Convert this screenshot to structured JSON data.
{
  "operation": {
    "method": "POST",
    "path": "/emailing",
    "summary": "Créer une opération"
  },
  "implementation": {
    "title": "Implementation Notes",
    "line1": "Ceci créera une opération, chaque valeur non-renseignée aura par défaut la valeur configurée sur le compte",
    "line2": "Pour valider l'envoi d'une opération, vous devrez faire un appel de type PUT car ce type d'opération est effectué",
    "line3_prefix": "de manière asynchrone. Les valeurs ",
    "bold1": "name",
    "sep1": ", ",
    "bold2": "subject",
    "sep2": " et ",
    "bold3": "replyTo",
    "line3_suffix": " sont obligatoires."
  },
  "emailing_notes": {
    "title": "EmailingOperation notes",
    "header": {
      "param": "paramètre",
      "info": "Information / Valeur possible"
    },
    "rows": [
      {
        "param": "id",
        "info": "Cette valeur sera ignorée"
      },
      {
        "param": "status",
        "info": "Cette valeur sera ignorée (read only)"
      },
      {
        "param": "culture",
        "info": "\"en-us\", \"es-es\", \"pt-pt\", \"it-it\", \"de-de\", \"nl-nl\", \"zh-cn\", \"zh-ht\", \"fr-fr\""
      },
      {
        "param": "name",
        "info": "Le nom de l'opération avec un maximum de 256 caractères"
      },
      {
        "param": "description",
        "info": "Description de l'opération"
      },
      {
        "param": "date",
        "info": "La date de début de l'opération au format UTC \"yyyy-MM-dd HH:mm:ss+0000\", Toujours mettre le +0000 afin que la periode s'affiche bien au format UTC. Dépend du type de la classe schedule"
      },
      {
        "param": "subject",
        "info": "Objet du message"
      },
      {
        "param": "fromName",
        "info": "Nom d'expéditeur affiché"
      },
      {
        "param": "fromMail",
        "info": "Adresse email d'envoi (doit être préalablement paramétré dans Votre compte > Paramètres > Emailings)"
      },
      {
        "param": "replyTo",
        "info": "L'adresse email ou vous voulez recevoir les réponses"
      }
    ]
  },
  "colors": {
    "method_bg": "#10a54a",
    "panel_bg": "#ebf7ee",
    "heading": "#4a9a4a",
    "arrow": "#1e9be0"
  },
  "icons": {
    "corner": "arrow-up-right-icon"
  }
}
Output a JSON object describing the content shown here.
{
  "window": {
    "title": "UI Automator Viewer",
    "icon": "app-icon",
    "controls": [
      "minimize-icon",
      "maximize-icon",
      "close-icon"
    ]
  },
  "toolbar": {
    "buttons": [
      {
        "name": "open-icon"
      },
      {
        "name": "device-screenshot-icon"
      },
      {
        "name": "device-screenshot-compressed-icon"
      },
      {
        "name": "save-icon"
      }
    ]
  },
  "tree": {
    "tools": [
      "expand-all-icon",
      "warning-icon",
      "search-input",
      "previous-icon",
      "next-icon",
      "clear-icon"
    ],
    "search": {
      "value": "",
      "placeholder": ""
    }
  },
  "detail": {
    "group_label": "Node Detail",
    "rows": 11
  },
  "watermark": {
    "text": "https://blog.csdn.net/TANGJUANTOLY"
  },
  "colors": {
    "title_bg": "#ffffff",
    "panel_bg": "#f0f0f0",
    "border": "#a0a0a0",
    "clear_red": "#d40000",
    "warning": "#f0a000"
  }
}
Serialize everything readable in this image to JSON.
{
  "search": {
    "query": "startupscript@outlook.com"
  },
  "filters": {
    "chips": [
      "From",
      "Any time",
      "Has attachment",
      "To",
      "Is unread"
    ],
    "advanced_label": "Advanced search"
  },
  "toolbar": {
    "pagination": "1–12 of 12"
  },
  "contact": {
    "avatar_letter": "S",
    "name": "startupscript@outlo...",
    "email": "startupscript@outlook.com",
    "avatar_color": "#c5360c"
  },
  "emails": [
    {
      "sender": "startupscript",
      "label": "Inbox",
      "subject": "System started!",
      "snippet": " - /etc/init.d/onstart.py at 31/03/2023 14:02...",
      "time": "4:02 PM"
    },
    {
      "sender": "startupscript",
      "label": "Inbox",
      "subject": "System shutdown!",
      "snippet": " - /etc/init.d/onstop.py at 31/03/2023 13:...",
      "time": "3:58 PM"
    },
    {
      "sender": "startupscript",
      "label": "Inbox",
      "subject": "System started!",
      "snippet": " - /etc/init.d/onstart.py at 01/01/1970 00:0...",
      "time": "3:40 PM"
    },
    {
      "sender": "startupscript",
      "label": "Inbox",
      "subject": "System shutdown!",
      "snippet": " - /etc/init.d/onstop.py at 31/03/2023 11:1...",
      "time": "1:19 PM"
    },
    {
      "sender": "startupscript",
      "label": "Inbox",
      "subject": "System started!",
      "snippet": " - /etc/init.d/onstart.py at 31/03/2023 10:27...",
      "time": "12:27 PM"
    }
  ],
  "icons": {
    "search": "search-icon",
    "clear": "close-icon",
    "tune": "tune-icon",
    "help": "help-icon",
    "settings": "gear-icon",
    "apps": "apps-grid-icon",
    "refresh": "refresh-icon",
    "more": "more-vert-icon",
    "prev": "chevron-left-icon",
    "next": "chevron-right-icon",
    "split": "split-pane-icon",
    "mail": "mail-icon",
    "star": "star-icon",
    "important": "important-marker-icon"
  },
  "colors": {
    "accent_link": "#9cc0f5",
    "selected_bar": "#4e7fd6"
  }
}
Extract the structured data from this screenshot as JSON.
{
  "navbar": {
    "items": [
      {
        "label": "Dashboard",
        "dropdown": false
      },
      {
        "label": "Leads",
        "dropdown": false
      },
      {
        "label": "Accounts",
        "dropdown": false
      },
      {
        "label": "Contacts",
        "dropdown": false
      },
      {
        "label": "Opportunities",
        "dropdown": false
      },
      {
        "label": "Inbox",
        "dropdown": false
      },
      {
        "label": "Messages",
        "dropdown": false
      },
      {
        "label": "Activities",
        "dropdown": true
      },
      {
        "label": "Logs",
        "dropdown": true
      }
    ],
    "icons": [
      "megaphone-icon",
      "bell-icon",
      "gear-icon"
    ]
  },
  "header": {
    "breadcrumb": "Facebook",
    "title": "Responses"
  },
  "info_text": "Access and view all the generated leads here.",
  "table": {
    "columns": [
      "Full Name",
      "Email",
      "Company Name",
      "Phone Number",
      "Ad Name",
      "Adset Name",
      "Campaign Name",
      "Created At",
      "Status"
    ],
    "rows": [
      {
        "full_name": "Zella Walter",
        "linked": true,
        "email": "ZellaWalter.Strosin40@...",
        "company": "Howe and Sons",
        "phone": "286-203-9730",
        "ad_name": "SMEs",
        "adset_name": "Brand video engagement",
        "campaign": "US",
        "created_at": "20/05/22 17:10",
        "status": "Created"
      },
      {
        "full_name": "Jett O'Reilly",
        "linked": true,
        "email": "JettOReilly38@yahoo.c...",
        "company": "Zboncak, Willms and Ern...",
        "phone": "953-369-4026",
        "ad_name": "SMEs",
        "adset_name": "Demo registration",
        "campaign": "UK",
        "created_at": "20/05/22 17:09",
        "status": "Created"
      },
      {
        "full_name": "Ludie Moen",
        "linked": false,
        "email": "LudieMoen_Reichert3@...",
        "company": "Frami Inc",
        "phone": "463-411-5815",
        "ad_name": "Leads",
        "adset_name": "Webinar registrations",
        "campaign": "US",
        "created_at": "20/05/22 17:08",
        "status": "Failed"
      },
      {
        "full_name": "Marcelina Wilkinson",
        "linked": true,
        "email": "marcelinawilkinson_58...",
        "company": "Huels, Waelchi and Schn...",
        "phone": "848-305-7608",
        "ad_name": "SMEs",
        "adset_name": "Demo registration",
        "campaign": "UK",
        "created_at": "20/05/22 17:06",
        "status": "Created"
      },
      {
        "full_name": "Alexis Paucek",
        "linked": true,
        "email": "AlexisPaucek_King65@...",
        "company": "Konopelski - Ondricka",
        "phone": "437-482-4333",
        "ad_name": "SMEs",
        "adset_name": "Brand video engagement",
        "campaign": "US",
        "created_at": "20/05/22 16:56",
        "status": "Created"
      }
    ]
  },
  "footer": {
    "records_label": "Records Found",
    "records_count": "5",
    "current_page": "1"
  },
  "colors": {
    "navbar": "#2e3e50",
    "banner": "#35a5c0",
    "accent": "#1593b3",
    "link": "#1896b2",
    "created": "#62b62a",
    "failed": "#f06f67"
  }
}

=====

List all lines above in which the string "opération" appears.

# Answer to this exercise
    "summary": "Créer une opération"
    "line1": "Ceci créera une opération, chaque valeur non-renseignée aura par défaut la valeur configurée sur le compte",
    "line2": "Pour valider l'envoi d'une opération, vous devrez faire un appel de type PUT car ce type d'opération est effectué",
        "info": "Le nom de l'opération avec un maximum de 256 caractères"
        "info": "Description de l'opération"
        "info": "La date de début de l'opération au format UTC \"yyyy-MM-dd HH:mm:ss+0000\", Toujours mettre le +0000 afin que la periode s'affiche bien au format UTC. Dépend du type de la classe schedule"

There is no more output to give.